It is hard to see a solution and we will have to wait until there is a decision on the rights of EU citizens to work in the UK. In the meantime, it will make international recruitment a difficult landscape to navigate and could cost companies dearly, with high priced contractors exploiting the lack of supply.
For accountancy practices, Brexit may actually represent an opportunity, with clients actively seeking advice and direction on how to deal with the impact of the vote, and they can expect this to continue. As businesses throughout the UK prepare for Article 50 to be invoked next year they will need expert help to cope with the changes that a new trading environment will bring.
The biggest question currently facing British industry is when to enact contingency planning, with many companies concerned about the wisdom of leaving the single market.
The recruitment industry is working hard to fill roles but the market in general remains fairly static, especially for middle and senior management roles. It is not only taking longer to fill roles, but companies have fewer candidates to choose from.
It is hard for companies to attract the very best candidates while keeping costs under control, as it is a competitive market and there is a shortage of high calibre candidates. In terms of recruiting the best talent, it is not just a case of offering a high salary or even a competitive package.

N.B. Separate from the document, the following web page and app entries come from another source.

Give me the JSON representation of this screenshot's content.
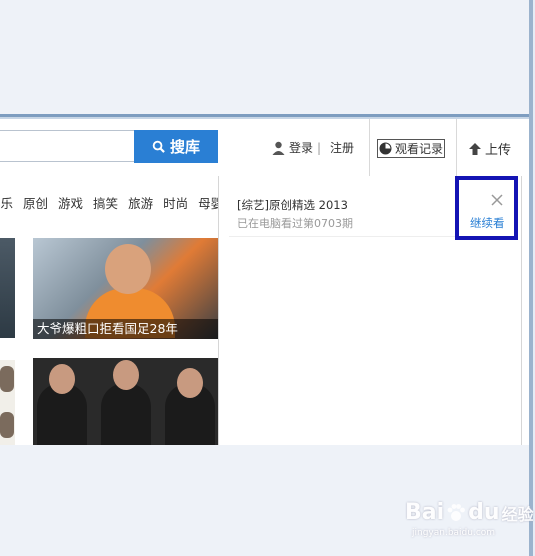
{
  "search": {
    "button_label": "搜库",
    "value": ""
  },
  "header": {
    "login": "登录",
    "divider": "|",
    "register": "注册",
    "history": "观看记录",
    "upload": "上传"
  },
  "nav": {
    "items": [
      "娱乐",
      "原创",
      "游戏",
      "搞笑",
      "旅游",
      "时尚",
      "母婴"
    ]
  },
  "thumbs": {
    "caption1": "大爷爆粗口拒看国足28年"
  },
  "history_panel": {
    "item_title": "[综艺]原创精选 2013",
    "item_sub": "已在电脑看过第0703期",
    "continue_label": "继续看"
  },
  "watermark": {
    "brand": "Bai",
    "brand2": "du",
    "brand3": "经验",
    "url": "jingyan.baidu.com"
  },
  "colors": {
    "accent": "#2a7fd4",
    "highlight": "#1414b4"
  }
}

Candidates are looking for soft benefits, such as flexible working hours and then it is about the nature of the role – whether they like the culture of the business and, most importantly, the opportunities for career progression in both the short and long term.
The result of the referendum will without doubt have an enormous impact on the UK financial services sector, but when it comes to recruitment today, the biggest differentiator is the ability to provide real evidence of career progression within the business and a defined career plan for the candidate.
Jonathan Abelson is director at MERJE